Ryan Wesley Bounds is an American attorney serving as an Assistant United States Attorney for the District of Oregon. Bounds had been a nominee for a position as a United States Circuit Judge of the United States Court of Appeals for the Ninth Circuit.
Brett Joseph Talley is an American lawyer and author who currently serves as a Deputy Assistant Attorney General in the Department of Justice. In September 2017, he was nominated by President Donald Trump to fill a vacancy on the United States District Court for the Middle District of Alabama. His nomination drew controversy due to his lack of judicial experience, partisan personal blogging, and failure to disclose that he was married to Ann Donaldson, the chief of staff to White House counsel Don McGahn. He became the third judicial nominee since 1989 to receive a unanimous rating of "not qualified" from the American Bar Association. On December 13, 2017, Talley withdrew his name from consideration for the appointment.
President Donald Trump entered office with a significant number of judicial vacancies, including a Supreme Court vacancy due to the death of Antonin Scalia in February 2016. During the first eight months of his presidency, he nominated approximately 50 judges, a significantly higher number than any other recent president had made by that point in his presidency. By June 24, 2020, 200 of his Article III nominees had been confirmed by the United States Senate.
Eric Earl Murphy is a United States Circuit Judge of the United States Court of Appeals for the Sixth Circuit and former Solicitor General of Ohio.
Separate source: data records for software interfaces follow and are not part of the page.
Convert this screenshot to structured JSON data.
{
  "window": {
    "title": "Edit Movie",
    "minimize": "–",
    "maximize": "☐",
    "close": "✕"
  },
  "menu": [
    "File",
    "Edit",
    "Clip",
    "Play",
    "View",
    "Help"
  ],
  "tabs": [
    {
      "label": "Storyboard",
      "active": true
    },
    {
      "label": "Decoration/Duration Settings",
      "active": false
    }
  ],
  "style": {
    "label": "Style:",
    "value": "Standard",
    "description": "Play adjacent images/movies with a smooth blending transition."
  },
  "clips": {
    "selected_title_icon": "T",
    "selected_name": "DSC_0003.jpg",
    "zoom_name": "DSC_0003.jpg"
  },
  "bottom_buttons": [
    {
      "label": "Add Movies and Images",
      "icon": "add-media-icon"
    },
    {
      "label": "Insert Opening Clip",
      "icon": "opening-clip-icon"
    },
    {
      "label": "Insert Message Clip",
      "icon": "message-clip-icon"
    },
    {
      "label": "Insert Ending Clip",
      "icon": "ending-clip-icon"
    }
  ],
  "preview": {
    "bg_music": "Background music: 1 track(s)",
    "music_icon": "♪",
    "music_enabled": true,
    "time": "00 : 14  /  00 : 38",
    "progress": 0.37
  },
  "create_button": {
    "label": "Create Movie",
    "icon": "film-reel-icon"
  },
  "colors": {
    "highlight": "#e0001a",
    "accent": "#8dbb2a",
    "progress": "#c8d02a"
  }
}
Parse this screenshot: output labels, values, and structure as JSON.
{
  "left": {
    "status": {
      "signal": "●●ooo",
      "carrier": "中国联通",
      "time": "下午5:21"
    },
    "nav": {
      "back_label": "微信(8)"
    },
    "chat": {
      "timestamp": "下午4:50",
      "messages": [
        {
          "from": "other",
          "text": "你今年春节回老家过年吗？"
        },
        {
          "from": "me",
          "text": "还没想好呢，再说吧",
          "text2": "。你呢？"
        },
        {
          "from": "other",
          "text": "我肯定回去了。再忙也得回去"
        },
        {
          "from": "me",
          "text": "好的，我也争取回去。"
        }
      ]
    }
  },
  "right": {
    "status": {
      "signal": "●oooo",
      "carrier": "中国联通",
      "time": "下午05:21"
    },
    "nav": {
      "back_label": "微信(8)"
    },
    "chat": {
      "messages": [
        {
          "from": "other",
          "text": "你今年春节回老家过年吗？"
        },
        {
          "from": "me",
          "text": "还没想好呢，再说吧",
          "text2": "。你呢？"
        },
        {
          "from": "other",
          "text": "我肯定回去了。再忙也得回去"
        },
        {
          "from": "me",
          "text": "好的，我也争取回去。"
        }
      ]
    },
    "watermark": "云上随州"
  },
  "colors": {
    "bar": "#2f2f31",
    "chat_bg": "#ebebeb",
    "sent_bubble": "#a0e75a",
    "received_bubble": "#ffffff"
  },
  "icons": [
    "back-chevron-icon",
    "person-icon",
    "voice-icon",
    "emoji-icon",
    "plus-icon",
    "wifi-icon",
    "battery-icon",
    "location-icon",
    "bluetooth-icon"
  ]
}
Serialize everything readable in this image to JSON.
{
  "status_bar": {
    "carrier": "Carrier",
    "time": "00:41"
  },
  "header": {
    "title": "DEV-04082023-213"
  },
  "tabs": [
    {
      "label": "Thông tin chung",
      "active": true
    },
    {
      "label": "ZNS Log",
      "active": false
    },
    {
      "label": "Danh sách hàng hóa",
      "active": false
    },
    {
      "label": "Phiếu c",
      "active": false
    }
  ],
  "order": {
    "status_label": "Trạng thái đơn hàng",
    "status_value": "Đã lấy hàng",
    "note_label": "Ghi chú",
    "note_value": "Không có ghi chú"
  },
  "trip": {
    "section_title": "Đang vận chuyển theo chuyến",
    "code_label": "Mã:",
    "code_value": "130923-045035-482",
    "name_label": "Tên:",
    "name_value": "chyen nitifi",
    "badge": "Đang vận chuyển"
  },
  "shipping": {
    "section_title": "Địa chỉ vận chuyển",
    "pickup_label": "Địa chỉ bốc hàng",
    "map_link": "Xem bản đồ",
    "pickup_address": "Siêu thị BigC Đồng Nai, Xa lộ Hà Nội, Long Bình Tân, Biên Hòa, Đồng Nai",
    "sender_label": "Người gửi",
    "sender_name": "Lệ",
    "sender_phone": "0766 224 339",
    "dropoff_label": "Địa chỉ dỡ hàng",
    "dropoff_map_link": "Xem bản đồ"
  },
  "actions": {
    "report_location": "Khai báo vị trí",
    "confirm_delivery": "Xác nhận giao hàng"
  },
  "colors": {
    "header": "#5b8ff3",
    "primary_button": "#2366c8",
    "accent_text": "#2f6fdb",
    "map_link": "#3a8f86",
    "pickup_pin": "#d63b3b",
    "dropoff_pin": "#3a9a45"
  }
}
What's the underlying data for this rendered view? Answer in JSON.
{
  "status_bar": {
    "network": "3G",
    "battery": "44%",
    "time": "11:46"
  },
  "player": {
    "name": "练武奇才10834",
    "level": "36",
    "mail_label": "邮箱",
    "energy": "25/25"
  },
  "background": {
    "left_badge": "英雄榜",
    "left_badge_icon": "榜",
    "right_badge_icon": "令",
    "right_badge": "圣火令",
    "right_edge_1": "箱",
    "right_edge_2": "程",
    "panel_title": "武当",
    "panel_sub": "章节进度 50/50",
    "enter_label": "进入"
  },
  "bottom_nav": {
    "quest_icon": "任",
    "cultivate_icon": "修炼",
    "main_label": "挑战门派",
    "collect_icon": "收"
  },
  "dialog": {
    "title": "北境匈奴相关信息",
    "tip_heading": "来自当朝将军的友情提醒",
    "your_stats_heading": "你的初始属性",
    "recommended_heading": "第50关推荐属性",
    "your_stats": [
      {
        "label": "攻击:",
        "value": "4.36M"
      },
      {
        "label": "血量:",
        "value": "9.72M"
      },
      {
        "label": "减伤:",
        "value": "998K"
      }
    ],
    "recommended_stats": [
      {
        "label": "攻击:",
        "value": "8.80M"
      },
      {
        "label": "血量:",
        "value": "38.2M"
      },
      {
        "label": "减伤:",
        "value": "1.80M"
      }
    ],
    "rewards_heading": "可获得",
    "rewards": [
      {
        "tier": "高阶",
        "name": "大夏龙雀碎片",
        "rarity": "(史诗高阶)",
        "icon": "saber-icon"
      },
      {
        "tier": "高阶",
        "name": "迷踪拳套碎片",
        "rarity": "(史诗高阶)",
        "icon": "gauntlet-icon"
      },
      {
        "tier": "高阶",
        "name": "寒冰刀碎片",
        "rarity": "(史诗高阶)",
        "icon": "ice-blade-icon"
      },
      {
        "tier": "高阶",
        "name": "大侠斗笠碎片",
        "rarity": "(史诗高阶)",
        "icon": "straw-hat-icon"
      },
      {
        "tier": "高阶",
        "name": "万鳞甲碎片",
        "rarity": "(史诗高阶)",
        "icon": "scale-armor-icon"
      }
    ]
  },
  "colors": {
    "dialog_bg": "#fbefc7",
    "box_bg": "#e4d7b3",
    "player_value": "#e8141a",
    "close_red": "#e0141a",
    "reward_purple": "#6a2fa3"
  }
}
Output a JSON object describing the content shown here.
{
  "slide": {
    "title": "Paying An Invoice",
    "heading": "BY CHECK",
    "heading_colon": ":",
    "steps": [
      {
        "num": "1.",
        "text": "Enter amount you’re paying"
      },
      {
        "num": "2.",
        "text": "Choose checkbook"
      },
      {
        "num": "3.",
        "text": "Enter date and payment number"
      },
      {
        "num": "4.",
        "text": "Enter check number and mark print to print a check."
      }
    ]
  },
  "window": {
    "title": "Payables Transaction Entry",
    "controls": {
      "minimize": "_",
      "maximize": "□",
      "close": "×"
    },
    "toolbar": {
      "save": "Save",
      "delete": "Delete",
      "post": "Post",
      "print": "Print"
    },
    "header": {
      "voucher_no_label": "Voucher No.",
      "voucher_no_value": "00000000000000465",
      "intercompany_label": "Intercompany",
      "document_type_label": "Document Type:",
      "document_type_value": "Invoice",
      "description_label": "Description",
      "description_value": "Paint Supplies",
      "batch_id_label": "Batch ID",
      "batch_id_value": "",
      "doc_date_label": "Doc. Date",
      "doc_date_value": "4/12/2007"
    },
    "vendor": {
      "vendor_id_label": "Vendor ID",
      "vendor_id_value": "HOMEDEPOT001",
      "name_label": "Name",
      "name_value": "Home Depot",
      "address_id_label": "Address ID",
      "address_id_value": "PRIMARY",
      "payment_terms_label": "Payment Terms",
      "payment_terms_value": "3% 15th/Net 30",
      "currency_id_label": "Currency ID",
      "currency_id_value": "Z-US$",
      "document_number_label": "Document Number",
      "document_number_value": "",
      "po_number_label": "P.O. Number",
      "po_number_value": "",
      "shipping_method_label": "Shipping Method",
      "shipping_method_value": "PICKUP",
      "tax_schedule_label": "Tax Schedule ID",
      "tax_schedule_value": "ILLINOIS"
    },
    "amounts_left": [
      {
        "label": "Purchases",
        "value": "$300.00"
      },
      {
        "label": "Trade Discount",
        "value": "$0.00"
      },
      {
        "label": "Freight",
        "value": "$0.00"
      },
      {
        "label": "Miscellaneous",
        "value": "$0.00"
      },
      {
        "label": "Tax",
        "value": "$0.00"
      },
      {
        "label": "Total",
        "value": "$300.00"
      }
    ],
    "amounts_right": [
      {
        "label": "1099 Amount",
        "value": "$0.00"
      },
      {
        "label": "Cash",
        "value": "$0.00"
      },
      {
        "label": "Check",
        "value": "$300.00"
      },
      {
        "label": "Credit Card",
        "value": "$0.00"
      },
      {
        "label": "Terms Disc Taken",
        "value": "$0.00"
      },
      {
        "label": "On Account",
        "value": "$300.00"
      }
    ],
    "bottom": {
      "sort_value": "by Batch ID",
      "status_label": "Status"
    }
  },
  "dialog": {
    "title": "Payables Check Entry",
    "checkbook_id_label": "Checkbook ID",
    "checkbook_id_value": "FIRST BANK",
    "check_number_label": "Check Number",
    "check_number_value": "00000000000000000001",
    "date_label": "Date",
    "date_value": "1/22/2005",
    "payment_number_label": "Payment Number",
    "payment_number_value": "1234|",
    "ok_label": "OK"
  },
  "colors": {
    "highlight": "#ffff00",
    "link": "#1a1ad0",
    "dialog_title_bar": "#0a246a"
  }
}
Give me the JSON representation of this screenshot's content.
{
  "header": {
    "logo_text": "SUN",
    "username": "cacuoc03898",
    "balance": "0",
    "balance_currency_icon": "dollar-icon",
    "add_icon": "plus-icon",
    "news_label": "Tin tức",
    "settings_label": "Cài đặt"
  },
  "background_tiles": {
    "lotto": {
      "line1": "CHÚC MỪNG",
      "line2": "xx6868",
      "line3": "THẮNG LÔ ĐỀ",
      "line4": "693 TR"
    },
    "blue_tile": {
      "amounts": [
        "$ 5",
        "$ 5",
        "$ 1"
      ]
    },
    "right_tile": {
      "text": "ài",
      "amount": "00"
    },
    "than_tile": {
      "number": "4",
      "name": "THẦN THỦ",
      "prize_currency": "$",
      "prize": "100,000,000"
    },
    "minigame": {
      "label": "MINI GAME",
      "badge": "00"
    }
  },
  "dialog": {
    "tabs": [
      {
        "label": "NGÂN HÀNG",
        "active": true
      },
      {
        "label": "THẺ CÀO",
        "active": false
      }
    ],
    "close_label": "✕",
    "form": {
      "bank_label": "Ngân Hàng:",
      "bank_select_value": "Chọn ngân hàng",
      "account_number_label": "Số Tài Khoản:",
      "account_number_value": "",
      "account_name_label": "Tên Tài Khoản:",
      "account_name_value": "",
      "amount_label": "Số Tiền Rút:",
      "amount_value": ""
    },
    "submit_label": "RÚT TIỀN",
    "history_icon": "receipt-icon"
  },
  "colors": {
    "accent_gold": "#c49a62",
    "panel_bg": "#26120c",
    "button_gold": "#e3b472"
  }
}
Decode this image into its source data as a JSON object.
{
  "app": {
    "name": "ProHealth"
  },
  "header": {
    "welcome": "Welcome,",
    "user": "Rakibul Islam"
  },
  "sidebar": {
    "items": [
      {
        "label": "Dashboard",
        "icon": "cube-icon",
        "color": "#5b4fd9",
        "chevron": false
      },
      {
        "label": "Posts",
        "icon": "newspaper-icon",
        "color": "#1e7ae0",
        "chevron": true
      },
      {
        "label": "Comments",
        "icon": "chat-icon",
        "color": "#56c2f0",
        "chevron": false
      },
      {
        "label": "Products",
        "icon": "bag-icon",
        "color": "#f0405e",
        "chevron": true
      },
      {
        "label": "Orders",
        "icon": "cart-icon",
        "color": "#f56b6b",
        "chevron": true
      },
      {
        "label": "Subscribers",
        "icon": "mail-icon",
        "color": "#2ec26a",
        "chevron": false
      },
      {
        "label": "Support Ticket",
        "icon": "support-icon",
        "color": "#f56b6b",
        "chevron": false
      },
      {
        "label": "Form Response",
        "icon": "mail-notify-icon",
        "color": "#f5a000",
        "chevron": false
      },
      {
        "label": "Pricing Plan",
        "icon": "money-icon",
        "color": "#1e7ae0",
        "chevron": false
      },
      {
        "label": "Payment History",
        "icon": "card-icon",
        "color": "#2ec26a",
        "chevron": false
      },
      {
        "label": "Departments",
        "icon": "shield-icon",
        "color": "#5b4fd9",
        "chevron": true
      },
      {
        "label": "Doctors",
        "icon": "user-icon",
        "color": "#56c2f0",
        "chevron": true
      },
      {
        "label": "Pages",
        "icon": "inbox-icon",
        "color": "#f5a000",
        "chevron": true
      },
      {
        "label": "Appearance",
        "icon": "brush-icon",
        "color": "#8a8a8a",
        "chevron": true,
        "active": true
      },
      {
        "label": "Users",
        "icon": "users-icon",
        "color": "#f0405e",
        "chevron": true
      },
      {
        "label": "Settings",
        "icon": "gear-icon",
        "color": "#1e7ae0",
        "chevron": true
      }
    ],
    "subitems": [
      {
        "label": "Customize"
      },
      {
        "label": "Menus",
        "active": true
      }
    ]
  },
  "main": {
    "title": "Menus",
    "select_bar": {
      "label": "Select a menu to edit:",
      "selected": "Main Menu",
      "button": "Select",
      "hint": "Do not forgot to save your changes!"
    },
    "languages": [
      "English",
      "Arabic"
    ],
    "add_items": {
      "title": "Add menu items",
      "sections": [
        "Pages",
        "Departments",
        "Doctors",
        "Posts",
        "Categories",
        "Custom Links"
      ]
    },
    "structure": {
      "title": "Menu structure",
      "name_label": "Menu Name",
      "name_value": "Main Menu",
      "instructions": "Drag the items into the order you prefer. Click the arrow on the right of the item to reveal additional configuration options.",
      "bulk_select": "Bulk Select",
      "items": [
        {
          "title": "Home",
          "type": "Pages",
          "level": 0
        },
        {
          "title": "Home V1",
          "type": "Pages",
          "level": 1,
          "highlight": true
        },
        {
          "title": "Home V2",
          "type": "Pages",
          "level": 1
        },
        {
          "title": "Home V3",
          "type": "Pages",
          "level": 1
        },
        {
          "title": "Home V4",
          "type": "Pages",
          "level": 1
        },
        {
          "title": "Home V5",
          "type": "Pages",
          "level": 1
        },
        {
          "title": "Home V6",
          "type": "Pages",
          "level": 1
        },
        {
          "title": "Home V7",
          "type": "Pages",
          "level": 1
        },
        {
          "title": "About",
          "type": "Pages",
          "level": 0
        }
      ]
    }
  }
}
Eric David Miller is an American attorney and jurist serving as a United States Circuit Judge of the United States Court of Appeals for the Ninth Circuit.